Mr Reed, a veteran player and committee member who played his junior and part of his senior football on Midland Oval, gave an impassioned deputation at Monday’s Special Elector’s Meeting.
“Does anyone know where we live?” he asked.
“Middle Swan, way out the back here, you couldn’t find us if you tried.
“We’ve had whole teams go missing.
“We’re 121 years old this year, 121 years old.
“We folded for World War I, we folded the second time for World War II, we folded the third time for economic strategies this mob put in for us to fail.
“We were willing to give it a go, to move away from Midland Oval, and now nobody knows where we are.”
Speaking after the meeting, Tigers president Mr Boot said that while he realised you can’t stop progress, since their move the club had struggled financially and socially.

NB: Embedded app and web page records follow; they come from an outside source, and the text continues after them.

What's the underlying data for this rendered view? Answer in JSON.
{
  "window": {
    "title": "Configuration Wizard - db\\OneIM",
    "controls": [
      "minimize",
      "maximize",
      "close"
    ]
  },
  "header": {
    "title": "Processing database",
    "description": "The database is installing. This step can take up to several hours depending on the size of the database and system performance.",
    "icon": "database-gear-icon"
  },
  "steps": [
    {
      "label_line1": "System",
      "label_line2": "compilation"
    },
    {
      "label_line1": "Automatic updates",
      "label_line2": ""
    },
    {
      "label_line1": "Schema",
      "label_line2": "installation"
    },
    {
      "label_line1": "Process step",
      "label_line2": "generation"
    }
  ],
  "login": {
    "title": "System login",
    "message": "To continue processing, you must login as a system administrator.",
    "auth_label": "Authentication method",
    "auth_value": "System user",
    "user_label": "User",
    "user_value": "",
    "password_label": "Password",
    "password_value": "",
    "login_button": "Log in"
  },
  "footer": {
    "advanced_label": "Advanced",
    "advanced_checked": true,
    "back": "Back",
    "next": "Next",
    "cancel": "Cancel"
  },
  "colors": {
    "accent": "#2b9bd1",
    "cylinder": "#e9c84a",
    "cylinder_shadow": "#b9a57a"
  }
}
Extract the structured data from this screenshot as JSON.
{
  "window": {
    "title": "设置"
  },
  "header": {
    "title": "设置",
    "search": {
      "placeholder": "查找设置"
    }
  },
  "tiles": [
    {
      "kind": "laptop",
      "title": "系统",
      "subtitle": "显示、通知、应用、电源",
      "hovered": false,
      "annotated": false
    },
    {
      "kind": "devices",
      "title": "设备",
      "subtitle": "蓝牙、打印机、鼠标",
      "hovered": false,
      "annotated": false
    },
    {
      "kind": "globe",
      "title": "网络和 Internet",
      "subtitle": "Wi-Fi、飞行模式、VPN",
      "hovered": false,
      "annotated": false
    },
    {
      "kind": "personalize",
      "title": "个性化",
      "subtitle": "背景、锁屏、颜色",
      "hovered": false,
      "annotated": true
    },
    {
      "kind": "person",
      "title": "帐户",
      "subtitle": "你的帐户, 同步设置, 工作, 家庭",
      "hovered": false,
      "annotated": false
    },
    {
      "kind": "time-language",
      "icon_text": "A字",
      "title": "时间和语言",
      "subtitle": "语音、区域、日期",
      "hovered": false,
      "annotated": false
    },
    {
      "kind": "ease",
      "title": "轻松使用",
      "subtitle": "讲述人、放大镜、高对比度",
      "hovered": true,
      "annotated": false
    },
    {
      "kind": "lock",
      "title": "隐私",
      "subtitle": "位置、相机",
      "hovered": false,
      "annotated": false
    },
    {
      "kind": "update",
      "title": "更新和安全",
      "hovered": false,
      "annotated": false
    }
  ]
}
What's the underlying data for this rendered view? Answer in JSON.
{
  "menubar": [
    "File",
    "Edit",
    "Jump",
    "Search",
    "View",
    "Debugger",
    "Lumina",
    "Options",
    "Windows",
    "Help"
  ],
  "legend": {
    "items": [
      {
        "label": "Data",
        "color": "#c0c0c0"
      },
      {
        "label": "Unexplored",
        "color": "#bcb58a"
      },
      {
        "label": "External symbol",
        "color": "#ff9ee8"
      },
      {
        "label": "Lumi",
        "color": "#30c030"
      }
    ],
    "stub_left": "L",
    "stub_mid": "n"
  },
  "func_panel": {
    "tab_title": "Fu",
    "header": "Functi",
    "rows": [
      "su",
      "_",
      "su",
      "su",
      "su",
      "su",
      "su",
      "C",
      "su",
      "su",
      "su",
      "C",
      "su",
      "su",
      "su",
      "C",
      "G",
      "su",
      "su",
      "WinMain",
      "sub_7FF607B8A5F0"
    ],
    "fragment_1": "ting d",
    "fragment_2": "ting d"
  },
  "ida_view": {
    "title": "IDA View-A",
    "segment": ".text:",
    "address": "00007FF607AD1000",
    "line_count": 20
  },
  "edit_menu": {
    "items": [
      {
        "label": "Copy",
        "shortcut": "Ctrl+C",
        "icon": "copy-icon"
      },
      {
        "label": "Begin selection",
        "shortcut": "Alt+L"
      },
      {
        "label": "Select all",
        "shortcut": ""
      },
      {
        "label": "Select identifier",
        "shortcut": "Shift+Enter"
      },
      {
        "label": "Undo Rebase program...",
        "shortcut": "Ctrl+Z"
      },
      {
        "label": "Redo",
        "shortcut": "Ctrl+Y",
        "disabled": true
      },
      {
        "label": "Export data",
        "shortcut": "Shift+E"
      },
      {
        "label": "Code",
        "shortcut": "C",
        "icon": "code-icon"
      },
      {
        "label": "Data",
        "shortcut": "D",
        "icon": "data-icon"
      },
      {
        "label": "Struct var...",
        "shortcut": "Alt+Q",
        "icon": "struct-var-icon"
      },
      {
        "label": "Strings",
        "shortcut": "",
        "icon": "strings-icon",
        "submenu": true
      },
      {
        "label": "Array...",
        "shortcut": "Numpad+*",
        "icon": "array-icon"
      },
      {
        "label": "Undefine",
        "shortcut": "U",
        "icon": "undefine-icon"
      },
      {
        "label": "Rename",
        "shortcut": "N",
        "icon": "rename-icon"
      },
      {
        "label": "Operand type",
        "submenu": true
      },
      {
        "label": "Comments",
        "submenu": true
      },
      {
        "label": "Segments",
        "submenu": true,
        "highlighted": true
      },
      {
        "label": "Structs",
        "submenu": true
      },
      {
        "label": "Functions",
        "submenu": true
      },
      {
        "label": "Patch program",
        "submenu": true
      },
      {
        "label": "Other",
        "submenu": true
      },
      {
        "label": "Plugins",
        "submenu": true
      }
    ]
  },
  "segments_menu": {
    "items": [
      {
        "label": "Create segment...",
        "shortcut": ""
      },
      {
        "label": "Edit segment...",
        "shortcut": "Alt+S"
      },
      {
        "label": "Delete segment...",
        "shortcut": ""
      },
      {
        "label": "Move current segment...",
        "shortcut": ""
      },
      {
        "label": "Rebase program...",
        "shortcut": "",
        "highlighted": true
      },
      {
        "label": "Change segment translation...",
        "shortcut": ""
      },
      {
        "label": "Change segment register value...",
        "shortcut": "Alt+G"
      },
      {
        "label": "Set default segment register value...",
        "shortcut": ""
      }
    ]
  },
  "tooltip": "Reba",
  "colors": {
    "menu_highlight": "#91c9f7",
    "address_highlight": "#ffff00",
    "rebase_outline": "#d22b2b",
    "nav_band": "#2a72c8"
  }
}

He added there was a need for any development to recognise the rich sporting history of Midland oval.
“From a club perspective, you can’t hold back progress.
“When we first left we were disadvantaged, we’ve struggled to keep the doors open three or four times and one year we didn’t play football at all.
“At the least we’d like to see Midland Football Club remembered as an integral part of the Midland area.
“Our people would like to go back to Midland Oval but I can’t see it happening.
“I would say if we stayed at Midland Oval, we would roughly be in the same position but at the same time, Midland Oval is more accessible, and it’s history and tradition for us, that’s the principle thing, Midland Oval is tradition, it’s part of the club’s heritage.
“We’d be hurt if there’s no acknowledgement of the time the club has spent on that oval.”
City CEO Mike Foley said the City was not aware of any sustainability issues at the Tiger’s home ground, North Swan Park Pavilion and that the historic importance of Midland Oval was strongly acknowledged in the plan for New Junction.
However the City did not clarify if that historic importance specifically acknowledged the Midland Tigers.